* _Required action_:
An exact reproduction of the records is required, with all images left out.

:: Information given ::

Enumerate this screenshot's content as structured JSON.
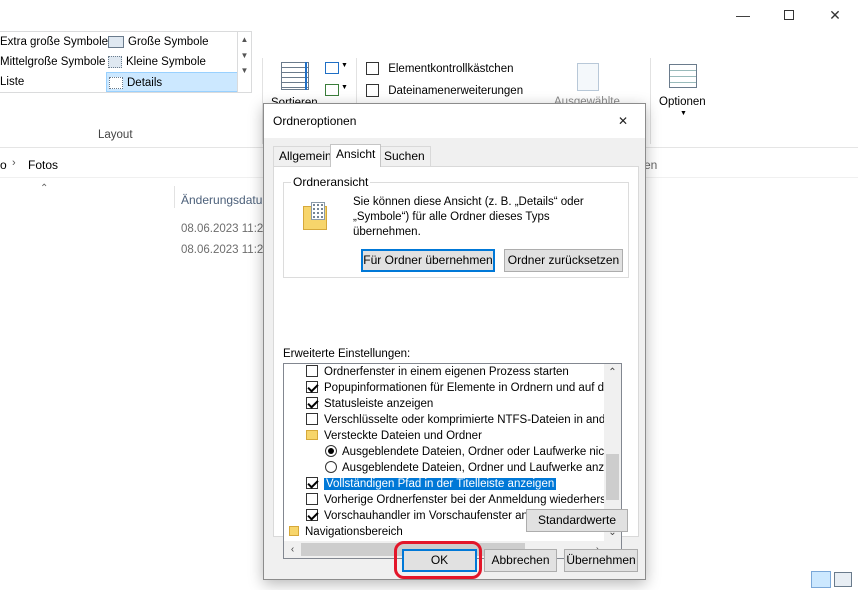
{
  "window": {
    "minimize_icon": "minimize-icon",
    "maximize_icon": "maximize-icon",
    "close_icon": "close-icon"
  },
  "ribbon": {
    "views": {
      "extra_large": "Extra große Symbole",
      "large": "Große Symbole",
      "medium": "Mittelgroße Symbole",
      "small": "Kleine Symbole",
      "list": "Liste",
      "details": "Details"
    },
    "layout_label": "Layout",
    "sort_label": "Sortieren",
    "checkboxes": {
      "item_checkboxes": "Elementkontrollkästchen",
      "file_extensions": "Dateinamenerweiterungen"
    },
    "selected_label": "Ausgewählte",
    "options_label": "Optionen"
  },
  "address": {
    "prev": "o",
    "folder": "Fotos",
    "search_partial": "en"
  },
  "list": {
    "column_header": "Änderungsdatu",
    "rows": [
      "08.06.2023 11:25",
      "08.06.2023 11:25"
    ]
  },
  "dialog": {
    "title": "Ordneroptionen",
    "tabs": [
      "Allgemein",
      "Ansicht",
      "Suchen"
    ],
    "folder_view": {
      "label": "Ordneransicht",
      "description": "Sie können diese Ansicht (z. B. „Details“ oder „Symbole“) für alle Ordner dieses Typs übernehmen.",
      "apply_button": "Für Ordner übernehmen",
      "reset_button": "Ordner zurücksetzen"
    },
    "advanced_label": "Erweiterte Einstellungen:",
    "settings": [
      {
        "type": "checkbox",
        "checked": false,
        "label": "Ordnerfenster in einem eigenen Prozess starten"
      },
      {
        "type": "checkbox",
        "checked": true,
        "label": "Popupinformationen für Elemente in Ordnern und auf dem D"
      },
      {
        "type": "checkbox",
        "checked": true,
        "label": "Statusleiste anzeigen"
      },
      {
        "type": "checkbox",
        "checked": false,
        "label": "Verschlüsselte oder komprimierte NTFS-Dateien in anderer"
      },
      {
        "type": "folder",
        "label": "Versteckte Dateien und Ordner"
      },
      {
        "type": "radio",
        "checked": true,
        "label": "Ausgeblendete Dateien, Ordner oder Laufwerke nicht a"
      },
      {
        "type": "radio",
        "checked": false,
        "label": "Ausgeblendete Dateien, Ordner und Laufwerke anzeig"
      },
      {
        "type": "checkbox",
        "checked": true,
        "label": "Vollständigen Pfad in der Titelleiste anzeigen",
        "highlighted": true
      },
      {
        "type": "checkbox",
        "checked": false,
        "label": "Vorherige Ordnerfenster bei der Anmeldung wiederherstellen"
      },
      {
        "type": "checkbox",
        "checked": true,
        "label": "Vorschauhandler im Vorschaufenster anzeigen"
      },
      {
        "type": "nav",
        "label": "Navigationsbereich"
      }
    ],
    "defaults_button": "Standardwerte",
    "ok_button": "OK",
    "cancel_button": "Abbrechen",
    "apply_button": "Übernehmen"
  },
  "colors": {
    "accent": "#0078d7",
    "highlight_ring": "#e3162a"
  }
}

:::

* _Output of the task_:
Enumerate this screenshot's content as structured JSON.
{
  "window": {
    "minimize_icon": "minimize-icon",
    "maximize_icon": "maximize-icon",
    "close_icon": "close-icon"
  },
  "ribbon": {
    "views": {
      "extra_large": "Extra große Symbole",
      "large": "Große Symbole",
      "medium": "Mittelgroße Symbole",
      "small": "Kleine Symbole",
      "list": "Liste",
      "details": "Details"
    },
    "layout_label": "Layout",
    "sort_label": "Sortieren",
    "checkboxes": {
      "item_checkboxes": "Elementkontrollkästchen",
      "file_extensions": "Dateinamenerweiterungen"
    },
    "selected_label": "Ausgewählte",
    "options_label": "Optionen"
  },
  "address": {
    "prev": "o",
    "folder": "Fotos",
    "search_partial": "en"
  },
  "list": {
    "column_header": "Änderungsdatu",
    "rows": [
      "08.06.2023 11:25",
      "08.06.2023 11:25"
    ]
  },
  "dialog": {
    "title": "Ordneroptionen",
    "tabs": [
      "Allgemein",
      "Ansicht",
      "Suchen"
    ],
    "folder_view": {
      "label": "Ordneransicht",
      "description": "Sie können diese Ansicht (z. B. „Details“ oder „Symbole“) für alle Ordner dieses Typs übernehmen.",
      "apply_button": "Für Ordner übernehmen",
      "reset_button": "Ordner zurücksetzen"
    },
    "advanced_label": "Erweiterte Einstellungen:",
    "settings": [
      {
        "type": "checkbox",
        "checked": false,
        "label": "Ordnerfenster in einem eigenen Prozess starten"
      },
      {
        "type": "checkbox",
        "checked": true,
        "label": "Popupinformationen für Elemente in Ordnern und auf dem D"
      },
      {
        "type": "checkbox",
        "checked": true,
        "label": "Statusleiste anzeigen"
      },
      {
        "type": "checkbox",
        "checked": false,
        "label": "Verschlüsselte oder komprimierte NTFS-Dateien in anderer"
      },
      {
        "type": "folder",
        "label": "Versteckte Dateien und Ordner"
      },
      {
        "type": "radio",
        "checked": true,
        "label": "Ausgeblendete Dateien, Ordner oder Laufwerke nicht a"
      },
      {
        "type": "radio",
        "checked": false,
        "label": "Ausgeblendete Dateien, Ordner und Laufwerke anzeig"
      },
      {
        "type": "checkbox",
        "checked": true,
        "label": "Vollständigen Pfad in der Titelleiste anzeigen",
        "highlighted": true
      },
      {
        "type": "checkbox",
        "checked": false,
        "label": "Vorherige Ordnerfenster bei der Anmeldung wiederherstellen"
      },
      {
        "type": "checkbox",
        "checked": true,
        "label": "Vorschauhandler im Vorschaufenster anzeigen"
      },
      {
        "type": "nav",
        "label": "Navigationsbereich"
      }
    ],
    "defaults_button": "Standardwerte",
    "ok_button": "OK",
    "cancel_button": "Abbrechen",
    "apply_button": "Übernehmen"
  },
  "colors": {
    "accent": "#0078d7",
    "highlight_ring": "#e3162a"
  }
}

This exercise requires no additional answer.